Gadovist with its unique combination of high relaxivity and high Gd concentration shows features which might be of benefit for the performance and results of perfusion MRI techniques. Early studies in volunteers have shown that the high concentration is beneficial for the assessment of T2* perfusion measurements.
One of the great challenges in perfusion imaging is the inconsistency in the acquisition of perfusion data, especially in DCE MRI and the complexity of the different available post-processing strategies.
DCE MRI data undergo a pharmacokinetic analysis extracting a number of parameters reflecting different physiologic or pathophysiologic tissue characteristics. There are various pharmacokinetic models that have been used to analyse the DCE MRI data which extract different parameters but also require different acquisition schemes and contrast media injection strategies.
Of the various pharmacokinetic models, the one from Tofts and Kermode (1) is the most popular.

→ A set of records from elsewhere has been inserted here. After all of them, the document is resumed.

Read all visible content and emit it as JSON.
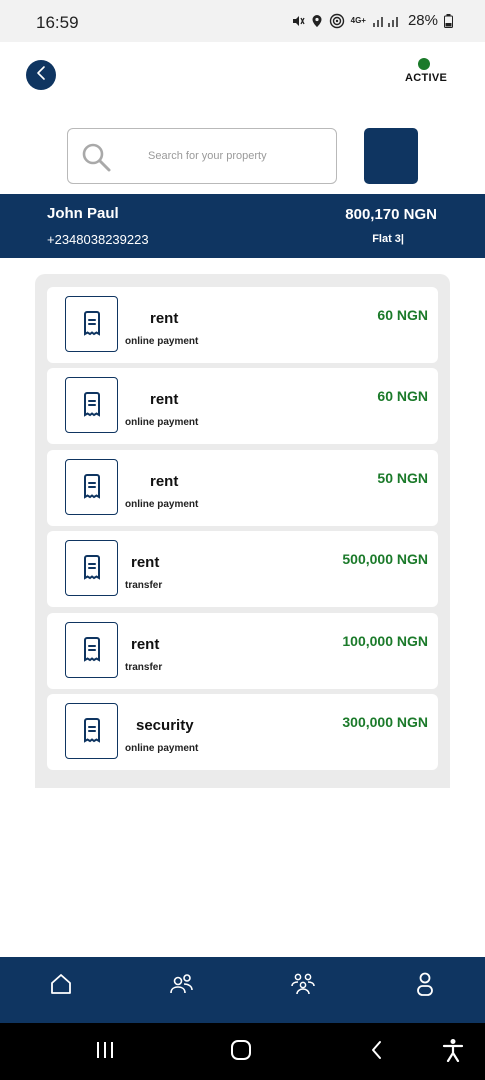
{
  "status_bar": {
    "time": "16:59",
    "network": "4G+",
    "battery": "28%"
  },
  "header": {
    "back_icon": "chevron-left-icon",
    "status_label": "ACTIVE",
    "status_color": "#1b7a2a"
  },
  "search": {
    "placeholder": "Search for your property",
    "value": ""
  },
  "tenant": {
    "name": "John Paul",
    "phone": "+2348038239223",
    "balance": "800,170 NGN",
    "unit": "Flat 3|"
  },
  "transactions": [
    {
      "title": "rent",
      "method": "online payment",
      "amount": "60 NGN"
    },
    {
      "title": "rent",
      "method": "online payment",
      "amount": "60 NGN"
    },
    {
      "title": "rent",
      "method": "online payment",
      "amount": "50 NGN"
    },
    {
      "title": "rent",
      "method": "transfer",
      "amount": "500,000 NGN"
    },
    {
      "title": "rent",
      "method": "transfer",
      "amount": "100,000 NGN"
    },
    {
      "title": "security",
      "method": "online payment",
      "amount": "300,000 NGN"
    }
  ],
  "bottom_nav": [
    "home-icon",
    "users-icon",
    "group-icon",
    "profile-icon"
  ],
  "colors": {
    "primary": "#0f3561",
    "amount": "#1b7a2a",
    "panel": "#ebebeb"
  }
}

Other strategies to assess the perfusion data include the first-pass bolus technique with the assessment of peak enhancement, time-to-peak rate or just rate of enhancement.

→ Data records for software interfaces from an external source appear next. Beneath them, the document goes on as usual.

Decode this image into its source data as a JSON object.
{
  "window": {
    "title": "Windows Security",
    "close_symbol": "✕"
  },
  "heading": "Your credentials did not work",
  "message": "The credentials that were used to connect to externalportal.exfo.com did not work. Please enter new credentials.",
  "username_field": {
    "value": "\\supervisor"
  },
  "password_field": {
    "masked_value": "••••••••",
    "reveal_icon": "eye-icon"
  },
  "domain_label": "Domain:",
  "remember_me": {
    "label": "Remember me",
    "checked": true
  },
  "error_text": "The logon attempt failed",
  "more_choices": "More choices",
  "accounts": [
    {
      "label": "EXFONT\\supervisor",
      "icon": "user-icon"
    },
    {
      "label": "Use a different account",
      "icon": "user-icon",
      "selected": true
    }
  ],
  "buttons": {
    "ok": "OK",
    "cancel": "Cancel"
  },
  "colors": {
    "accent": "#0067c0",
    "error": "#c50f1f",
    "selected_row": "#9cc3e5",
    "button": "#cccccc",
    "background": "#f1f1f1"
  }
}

To assess the complex dynamic data sets, several software tools have been used and presented of the last couple of years – the majority are institutional self-developed tool, however recently several commercially available programs came on the market.
As there are several studies on the use of Gadovist as contrast media for perfusion and T1-dynamics currently planned and initiated, there is a need for a centralized organization and assessment of these studies.

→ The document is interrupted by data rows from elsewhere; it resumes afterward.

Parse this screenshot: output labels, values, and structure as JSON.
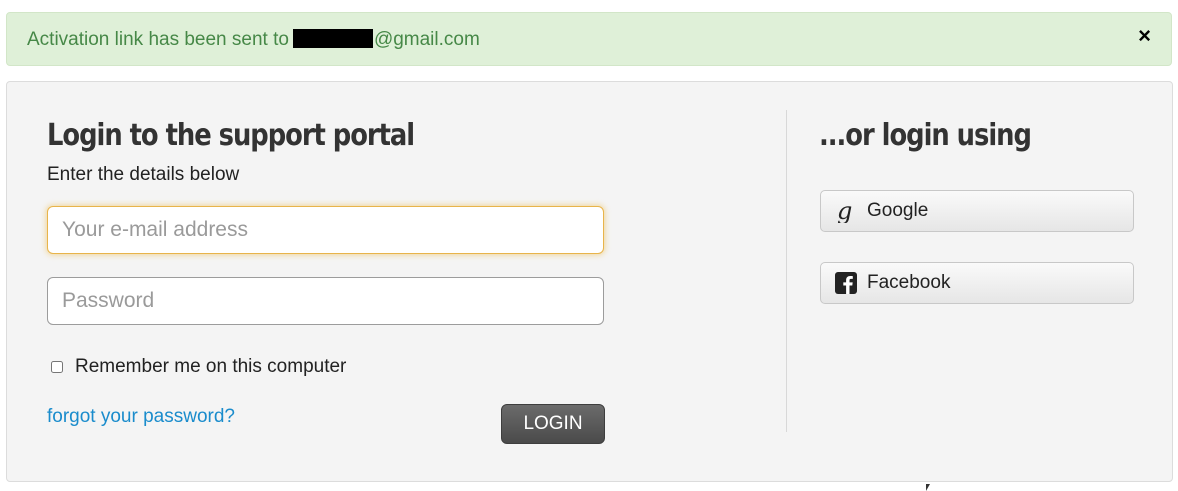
{
  "alert": {
    "prefix": "Activation link has been sent to",
    "email_suffix": "@gmail.com",
    "close_symbol": "×"
  },
  "login": {
    "title": "Login to the support portal",
    "subtitle": "Enter the details below",
    "email_placeholder": "Your e-mail address",
    "password_placeholder": "Password",
    "remember_label": "Remember me on this computer",
    "remember_checked": false,
    "forgot_label": "forgot your password?",
    "login_label": "LOGIN"
  },
  "alt_login": {
    "title": "...or login using",
    "providers": [
      {
        "label": "Google",
        "icon": "google-icon"
      },
      {
        "label": "Facebook",
        "icon": "facebook-icon"
      }
    ]
  },
  "colors": {
    "alert_bg": "#dff0d8",
    "alert_text": "#468847",
    "link": "#1a8ccc",
    "login_button": "#4a4a4a"
  }
}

To achieve reproducible and comparable results and to allow the pooling of the results from different studies, the following prerequesites will be assessed in the SAPP Study protocol:
As there are no standards for perfusion and T1-dynamic assessments available so far, the proposal has different objectives focusing on the acquisition, the management and the post-processing of the imaging data. Beside experimental and theoretical work, volunteer studies and clinical studies of different indications (e.g. brain tumors, stroke and dementia) will be integrated.
Data management and centralized reading of data including the quality assessment will be partly performed by MEDIRI and MEDIDATA as contract research organizations.